The Lone Star State is famous for its BBQ, bluebonnets, The Alamo, rich Native American history and big Texan pride. In Texas, you’ll also find that the landscape is as diverse as the state is big. This list of Texas’ most beautiful natural wonders will show you why they say the stars at night are big and bright and prairie skies are wide and high.
Larger than any European country, home to three of the US’s most populous cities along with deserts, mountains, wetlands and everything in between, Texas really is in a league of its own.
Beautiful Natural Wonders In Texas
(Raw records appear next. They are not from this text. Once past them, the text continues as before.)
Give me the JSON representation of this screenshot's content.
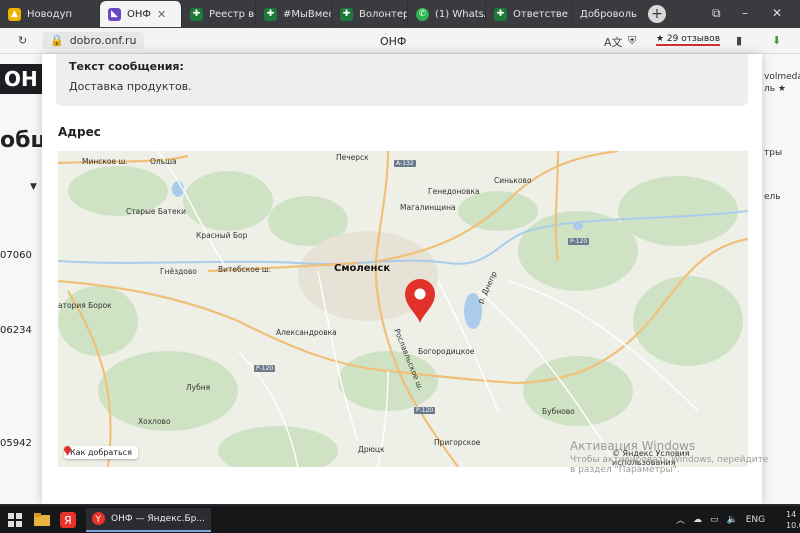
{
  "tabs": [
    {
      "label": "Новодуп",
      "icon": "yandex-direct-icon",
      "active": false
    },
    {
      "label": "ОНФ",
      "icon": "onf-icon",
      "active": true
    },
    {
      "label": "Реестр вол",
      "icon": "sheets-icon",
      "active": false
    },
    {
      "label": "#МыВмест",
      "icon": "sheets-icon",
      "active": false
    },
    {
      "label": "Волонтер",
      "icon": "sheets-icon",
      "active": false
    },
    {
      "label": "(1) WhatsA",
      "icon": "whatsapp-icon",
      "active": false
    },
    {
      "label": "Ответстве",
      "icon": "sheets-icon",
      "active": false
    },
    {
      "label": "Доброволь",
      "icon": "",
      "active": false
    }
  ],
  "address_bar": {
    "url": "dobro.onf.ru",
    "page_title": "ОНФ",
    "reviews": "★ 29 отзывов"
  },
  "background": {
    "logo": "ОН",
    "heading": "обш",
    "numbers": [
      "07060",
      "06234",
      "05942"
    ],
    "right_texts": [
      "volmeda",
      "ль ★",
      "тры",
      "ель"
    ]
  },
  "modal": {
    "message_label": "Текст сообщения:",
    "message_text": "Доставка продуктов.",
    "address_heading": "Адрес"
  },
  "map": {
    "city": "Смоленск",
    "places": [
      "Минское ш.",
      "Ольша",
      "Печерск",
      "Генедоновка",
      "Синьково",
      "Магалинщина",
      "Старые Батеки",
      "Красный Бор",
      "Гнёздово",
      "Витебское ш.",
      "атория Борок",
      "Александровка",
      "Богородицкое",
      "Лубня",
      "Хохлово",
      "Рославльское ш.",
      "Пригорское",
      "Дрюцк",
      "Бубново",
      "р. Днепр"
    ],
    "roads": [
      "А-132",
      "Р-120",
      "Р-120",
      "Р-120"
    ],
    "route_button": "Как добраться",
    "copyright": "© Яндекс Условия использования"
  },
  "watermark": {
    "title": "Активация Windows",
    "text": "Чтобы активировать Windows, перейдите в раздел \"Параметры\"."
  },
  "taskbar": {
    "task_label": "ОНФ — Яндекс.Бр...",
    "lang": "ENG",
    "time": "14",
    "date": "10.0"
  }
}
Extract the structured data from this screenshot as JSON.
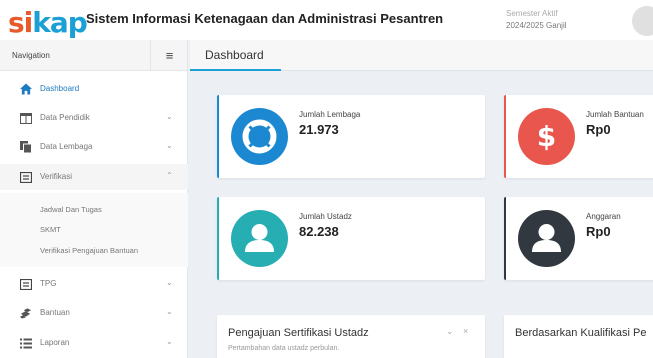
{
  "header": {
    "logo": "sikap",
    "title": "Sistem Informasi Ketenagaan dan Administrasi Pesantren",
    "semester_label": "Semester Aktif",
    "semester_value": "2024/2025 Ganjil"
  },
  "sidebar": {
    "nav_label": "Navigation",
    "toggle_icon": "≡",
    "items": [
      {
        "label": "Dashboard",
        "icon": "home-icon",
        "active": true
      },
      {
        "label": "Data Pendidik",
        "icon": "table-icon",
        "chevron": "⌄"
      },
      {
        "label": "Data Lembaga",
        "icon": "copy-icon",
        "chevron": "⌄"
      },
      {
        "label": "Verifikasi",
        "icon": "list-box-icon",
        "chevron": "⌃"
      },
      {
        "label": "TPG",
        "icon": "list-box-icon",
        "chevron": "⌄"
      },
      {
        "label": "Bantuan",
        "icon": "cubes-icon",
        "chevron": "⌄"
      },
      {
        "label": "Laporan",
        "icon": "list-icon",
        "chevron": "⌄"
      }
    ],
    "submenu": [
      "Jadwal Dan Tugas",
      "SKMT",
      "Verifikasi Pengajuan Bantuan"
    ]
  },
  "tabs": [
    "Dashboard"
  ],
  "stats": [
    {
      "label": "Jumlah Lembaga",
      "value": "21.973",
      "icon": "life-ring-icon",
      "color": "#1b88d1"
    },
    {
      "label": "Jumlah Bantuan",
      "value": "Rp0",
      "icon": "dollar-icon",
      "color": "#e8564d"
    },
    {
      "label": "Jumlah Ustadz",
      "value": "82.238",
      "icon": "user-icon",
      "color": "#26aeb2"
    },
    {
      "label": "Anggaran",
      "value": "Rp0",
      "icon": "user-icon",
      "color": "#323840"
    }
  ],
  "panels": [
    {
      "title": "Pengajuan Sertifikasi Ustadz",
      "subtitle": "Pertambahan data ustadz perbulan.",
      "minimize": "⌄",
      "close": "×"
    },
    {
      "title": "Berdasarkan Kualifikasi Pe"
    }
  ],
  "colors": {
    "accent": "#1ba0d6",
    "logo_orange": "#e65a2b",
    "background": "#ecf0f5"
  }
}
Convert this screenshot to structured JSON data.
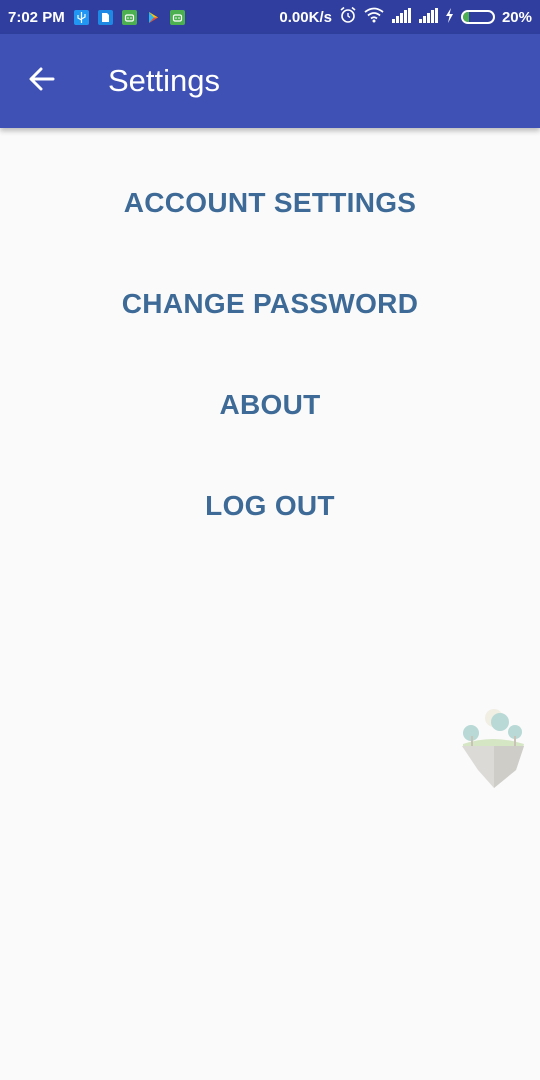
{
  "status_bar": {
    "time": "7:02 PM",
    "network_speed": "0.00K/s",
    "battery_percent": "20%",
    "battery_level": 0.2,
    "notification_icons": [
      "usb-icon",
      "file-icon",
      "android-icon",
      "play-store-icon",
      "android-icon"
    ],
    "system_icons": [
      "alarm-icon",
      "wifi-icon",
      "signal-icon",
      "signal-icon",
      "charging-icon",
      "battery-icon"
    ]
  },
  "app_bar": {
    "title": "Settings",
    "back_icon": "arrow-back-icon",
    "color": "#3f51b5"
  },
  "menu": {
    "items": [
      {
        "label": "ACCOUNT SETTINGS"
      },
      {
        "label": "CHANGE PASSWORD"
      },
      {
        "label": "ABOUT"
      },
      {
        "label": "LOG OUT"
      }
    ],
    "text_color": "#3d6a96"
  },
  "decoration": {
    "icon": "floating-island-icon"
  }
}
Vast simply doesn’t begin to cover the magnificent expanse of Big Bend. In the heart of West Texas’ Big Bend, you’ll find over 800,000 acres of mountains, desert and rivers. It’s extreme isolation, and rugged wilderness makes it one of the best-preserved natural areas in the country. You’ll find hot springs, canyons, jet black skies dotted with millions of stars and sunrises rivalled by none.
Around 100 miles east of El Paso, you’ll find the Guadalupe Mountains. Home to ancient rock art which dates back over 10,000 years, the highest point in Texas and a plethora of wildlife and fauna, it’s no wonder it’s a Texas favourite. Hike on any one of the parks 80 miles of trails and take in the never-ending views over Texas and New Mexico.
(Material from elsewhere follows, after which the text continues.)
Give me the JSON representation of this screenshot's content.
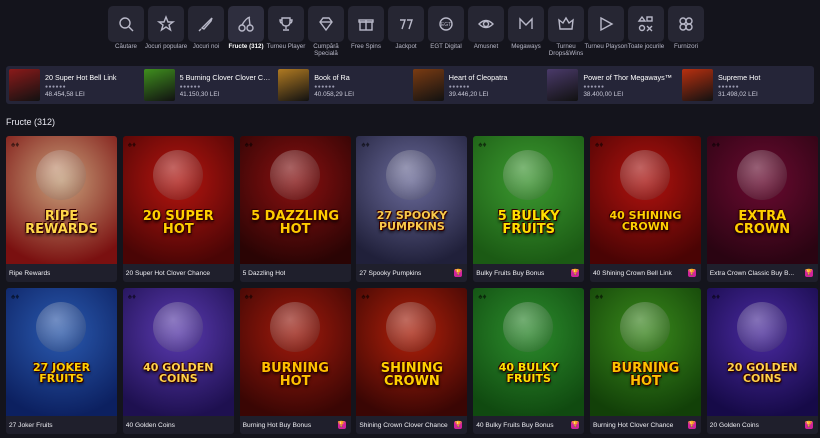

Few things wow quite like the Panhandle’s Palo Duro Canyon. Straddling the area between Amarillo and Canyon, Texas, it’s as remote and desolate as it is beautiful. As the nation’s second-largest canyon, it draws hundreds of thousands of visitors annually. Here you’ll find red and orange cake layers of every hue and sunsets that just can’t be beat.
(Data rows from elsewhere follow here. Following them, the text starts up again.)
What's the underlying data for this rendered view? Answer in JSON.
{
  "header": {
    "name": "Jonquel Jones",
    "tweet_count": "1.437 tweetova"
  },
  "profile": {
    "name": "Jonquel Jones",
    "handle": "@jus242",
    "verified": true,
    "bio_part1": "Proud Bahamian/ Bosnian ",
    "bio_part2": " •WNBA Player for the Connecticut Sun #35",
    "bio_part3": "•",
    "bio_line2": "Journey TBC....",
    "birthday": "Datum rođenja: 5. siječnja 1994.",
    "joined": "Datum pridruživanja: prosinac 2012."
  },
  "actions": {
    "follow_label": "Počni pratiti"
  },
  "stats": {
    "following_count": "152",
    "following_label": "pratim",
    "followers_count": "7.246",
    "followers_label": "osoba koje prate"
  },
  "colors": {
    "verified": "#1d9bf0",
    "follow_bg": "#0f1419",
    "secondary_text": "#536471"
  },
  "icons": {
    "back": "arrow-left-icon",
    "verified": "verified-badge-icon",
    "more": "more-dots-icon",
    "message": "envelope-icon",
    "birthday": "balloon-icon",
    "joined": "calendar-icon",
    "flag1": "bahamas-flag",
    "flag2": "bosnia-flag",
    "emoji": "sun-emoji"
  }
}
Home to unique mineral components, spooky legends and stunning Texas vistas – Enchanted Rock is a wonder for hikers, scientists and explorers alike. The massive granite hill has been wowing humans for at least 11,000 years and is home to many Tonkowa legends.
Where Texas meets Louisiana and “yee-haw” meets “laissez les bon temps rouler”, you’ll find Caddo Lake. Sprawling over 26,000 acres, it’s the largest freshwater lake in the South. Its first settlers were the Caddo Native Americans who were a peaceful tribe known for their pottery and fishing skills. Because of this, the lake isn’t just a beautiful swampland, it’s also home to a rich Native American history.
Plunged more than 200 feet deep inside the Earth right underneath San Antonio, you’ll find the Natural Bridge Caverns. Here you’ll find all of your geological favourites – stalagmites, stalactites and 20 million years of calcite.
Daredevils and mystery fiends need to look no further than Wimberley, Texas’ Jacob’s Well. The natural underground Trinity Aquifer has been feeding turquoise blue waters to the well for millennia. Within the well, there are several narrow chambers that have yet to be explored.
It’s no wonder this bottomless, dark pit draws adrenaline junkies from all over the world looking for the dive of a lifetime.